Prime Minister Indira Gandhi, with Rajiv Gandhi and ND Tiwari in the background, inspects a model car before inaugurating the Maruti factory in Delhi on December 14, 1983
Maruti Udyog Ltd was incorporated on February 24, 1981, but its history can be traced back to 1971. Sanjay Gandhi launched Maruti Motors Ltd, a private company, which would design, manufacture and assemble small cars. The firm was dissolved in 1977, but later resurrected by Indira Gandhi under her nationalisation drive, paving the way for a new public sector entity that went on to become India’s largest passenger car manufacturer.
She handpicked the best talent from private and public sector enterprises to lead Maruti. While Sumant Moolgaokar, legendary chairman of Telco (currently Tata Motors), was roped in as non-executive chairman, V Krishnamurthy, the man who turned around BHEL, was appointed vice chairman-cum-managing director.
After signing a joint venture agreement with Japanese auto major Suzuki Motor Corporation on October 2, 1982, Maruti successfully targeted the ‘middle-class’ population in India. It also signed a licence agreement on technology transfer between Maruti Udyog and Suzuki Motor Corp.
The company rolled out its first people’s car, Maruti 800, a 796 cc hatchback, in December 1983. The vehicle went on to rule Indian roads for two decades. With 44 percent market share, Maruti Suzuki today produces one passenger car every 12 seconds or 1.5 million vehicles a year.
“The start of Maruti heralded the era of high-end engineering, providing jobs in large numbers,” says FR Singhvi, joint managing director, Sansera Engineering Pvt Ltd, an auto components manufacturer. “More importantly, the finance for purchase of cars was first introduced by Maruti in the country through the banking network.”
Vikram Kirloskar, president, Society of Indian Automobile Manufacturers, adds: “Maruti brought about a change in manufacturing in India. Indian industry had gained skills in local content and the ability to make anything in small quantities.” He contrasts that with the fact that India exported more than half a million cars last year, a little more than China. That speaks of the progress made, he says.
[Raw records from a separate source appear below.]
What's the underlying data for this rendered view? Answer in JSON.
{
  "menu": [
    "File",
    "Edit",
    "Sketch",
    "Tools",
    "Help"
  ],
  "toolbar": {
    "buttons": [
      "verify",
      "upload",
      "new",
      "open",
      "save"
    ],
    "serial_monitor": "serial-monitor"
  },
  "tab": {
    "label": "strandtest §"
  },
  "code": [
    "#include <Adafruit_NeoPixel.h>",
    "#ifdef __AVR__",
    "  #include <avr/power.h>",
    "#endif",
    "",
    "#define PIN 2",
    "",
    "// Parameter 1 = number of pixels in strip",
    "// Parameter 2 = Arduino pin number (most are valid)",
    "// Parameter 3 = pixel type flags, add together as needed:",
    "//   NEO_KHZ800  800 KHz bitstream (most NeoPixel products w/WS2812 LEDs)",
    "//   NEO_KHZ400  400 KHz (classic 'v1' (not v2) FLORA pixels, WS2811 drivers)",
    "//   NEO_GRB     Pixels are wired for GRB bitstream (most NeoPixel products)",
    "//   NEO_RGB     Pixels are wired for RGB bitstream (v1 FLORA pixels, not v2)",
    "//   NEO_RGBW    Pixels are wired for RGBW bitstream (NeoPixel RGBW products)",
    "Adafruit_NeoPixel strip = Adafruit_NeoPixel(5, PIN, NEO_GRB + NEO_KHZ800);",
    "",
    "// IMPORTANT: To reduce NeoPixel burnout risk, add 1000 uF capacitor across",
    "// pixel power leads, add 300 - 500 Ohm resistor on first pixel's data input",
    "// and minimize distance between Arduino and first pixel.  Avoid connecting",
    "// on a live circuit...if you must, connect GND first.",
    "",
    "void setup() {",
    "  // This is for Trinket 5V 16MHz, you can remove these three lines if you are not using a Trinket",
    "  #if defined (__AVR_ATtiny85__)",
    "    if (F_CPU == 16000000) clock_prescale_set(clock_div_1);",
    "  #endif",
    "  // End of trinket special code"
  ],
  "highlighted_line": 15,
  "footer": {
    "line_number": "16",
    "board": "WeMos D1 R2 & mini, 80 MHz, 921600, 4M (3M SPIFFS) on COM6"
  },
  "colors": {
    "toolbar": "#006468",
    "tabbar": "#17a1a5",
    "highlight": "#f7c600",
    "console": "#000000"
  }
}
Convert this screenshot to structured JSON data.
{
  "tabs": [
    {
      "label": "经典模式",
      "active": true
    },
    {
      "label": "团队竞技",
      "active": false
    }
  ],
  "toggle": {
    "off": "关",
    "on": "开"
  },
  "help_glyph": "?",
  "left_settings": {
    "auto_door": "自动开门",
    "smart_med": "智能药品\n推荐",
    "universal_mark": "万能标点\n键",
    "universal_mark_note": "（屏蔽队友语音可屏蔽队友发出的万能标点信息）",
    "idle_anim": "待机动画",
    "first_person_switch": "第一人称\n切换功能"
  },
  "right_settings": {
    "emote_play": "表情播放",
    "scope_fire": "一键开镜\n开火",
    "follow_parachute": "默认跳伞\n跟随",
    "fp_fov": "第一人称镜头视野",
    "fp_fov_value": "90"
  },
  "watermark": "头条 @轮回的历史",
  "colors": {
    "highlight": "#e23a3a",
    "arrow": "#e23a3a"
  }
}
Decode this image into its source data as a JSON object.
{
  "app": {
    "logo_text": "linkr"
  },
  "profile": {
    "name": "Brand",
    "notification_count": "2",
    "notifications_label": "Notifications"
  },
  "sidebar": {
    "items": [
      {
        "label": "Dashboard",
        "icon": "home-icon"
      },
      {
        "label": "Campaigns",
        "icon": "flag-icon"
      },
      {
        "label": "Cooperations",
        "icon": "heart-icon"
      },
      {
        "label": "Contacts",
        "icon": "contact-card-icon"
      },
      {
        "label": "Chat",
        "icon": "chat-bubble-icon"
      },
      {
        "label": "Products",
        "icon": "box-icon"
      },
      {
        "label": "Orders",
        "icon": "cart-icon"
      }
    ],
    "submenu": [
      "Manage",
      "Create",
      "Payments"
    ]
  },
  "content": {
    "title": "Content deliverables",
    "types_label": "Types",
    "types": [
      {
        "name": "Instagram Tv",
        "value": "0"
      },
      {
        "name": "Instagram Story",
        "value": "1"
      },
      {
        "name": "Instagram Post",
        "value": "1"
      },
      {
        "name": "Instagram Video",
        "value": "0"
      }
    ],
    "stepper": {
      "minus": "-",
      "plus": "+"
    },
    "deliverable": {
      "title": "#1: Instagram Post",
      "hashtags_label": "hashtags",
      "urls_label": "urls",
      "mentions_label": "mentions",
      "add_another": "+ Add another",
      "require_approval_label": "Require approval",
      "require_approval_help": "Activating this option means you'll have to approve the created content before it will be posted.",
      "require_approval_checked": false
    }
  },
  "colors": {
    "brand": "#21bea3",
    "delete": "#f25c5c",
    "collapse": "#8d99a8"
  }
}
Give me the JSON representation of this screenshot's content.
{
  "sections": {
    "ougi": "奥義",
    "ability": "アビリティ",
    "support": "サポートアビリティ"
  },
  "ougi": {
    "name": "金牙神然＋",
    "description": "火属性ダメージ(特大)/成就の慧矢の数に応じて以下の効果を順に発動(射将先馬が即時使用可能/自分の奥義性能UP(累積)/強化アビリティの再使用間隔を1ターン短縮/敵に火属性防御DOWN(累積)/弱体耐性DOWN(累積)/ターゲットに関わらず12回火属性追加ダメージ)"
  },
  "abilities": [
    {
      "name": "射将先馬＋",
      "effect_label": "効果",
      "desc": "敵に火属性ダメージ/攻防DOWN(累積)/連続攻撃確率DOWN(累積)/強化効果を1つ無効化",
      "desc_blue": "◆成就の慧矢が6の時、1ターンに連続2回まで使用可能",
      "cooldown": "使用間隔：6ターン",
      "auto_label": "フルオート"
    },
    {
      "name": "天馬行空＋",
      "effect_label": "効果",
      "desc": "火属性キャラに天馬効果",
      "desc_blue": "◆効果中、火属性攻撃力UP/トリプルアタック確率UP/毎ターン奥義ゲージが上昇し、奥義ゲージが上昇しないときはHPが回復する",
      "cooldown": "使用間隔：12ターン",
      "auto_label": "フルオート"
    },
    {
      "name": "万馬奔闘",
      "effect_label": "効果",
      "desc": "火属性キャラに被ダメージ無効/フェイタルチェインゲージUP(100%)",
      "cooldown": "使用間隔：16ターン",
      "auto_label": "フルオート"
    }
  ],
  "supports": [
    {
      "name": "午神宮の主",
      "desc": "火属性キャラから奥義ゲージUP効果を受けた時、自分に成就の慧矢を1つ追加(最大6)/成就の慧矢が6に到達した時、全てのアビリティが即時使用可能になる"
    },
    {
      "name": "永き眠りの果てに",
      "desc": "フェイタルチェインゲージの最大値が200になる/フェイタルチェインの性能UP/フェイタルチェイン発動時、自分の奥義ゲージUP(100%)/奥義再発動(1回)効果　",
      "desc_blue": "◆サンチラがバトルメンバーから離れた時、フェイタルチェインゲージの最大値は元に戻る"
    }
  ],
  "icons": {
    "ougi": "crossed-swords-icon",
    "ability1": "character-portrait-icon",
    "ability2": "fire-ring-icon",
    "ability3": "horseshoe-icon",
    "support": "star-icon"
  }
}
“Thirty years ago, Maruti brought affordable and reliable ‘mobility for the masses’ with the launch of Maruti 800. Thanks to its initiative, the auto industry has emerged as a major contributor to the Indian economy, accounting for almost seven percent of the GDP,” says Navin Paul, executive vice president, Original Equipment Sales, automotive technology, Bosch India.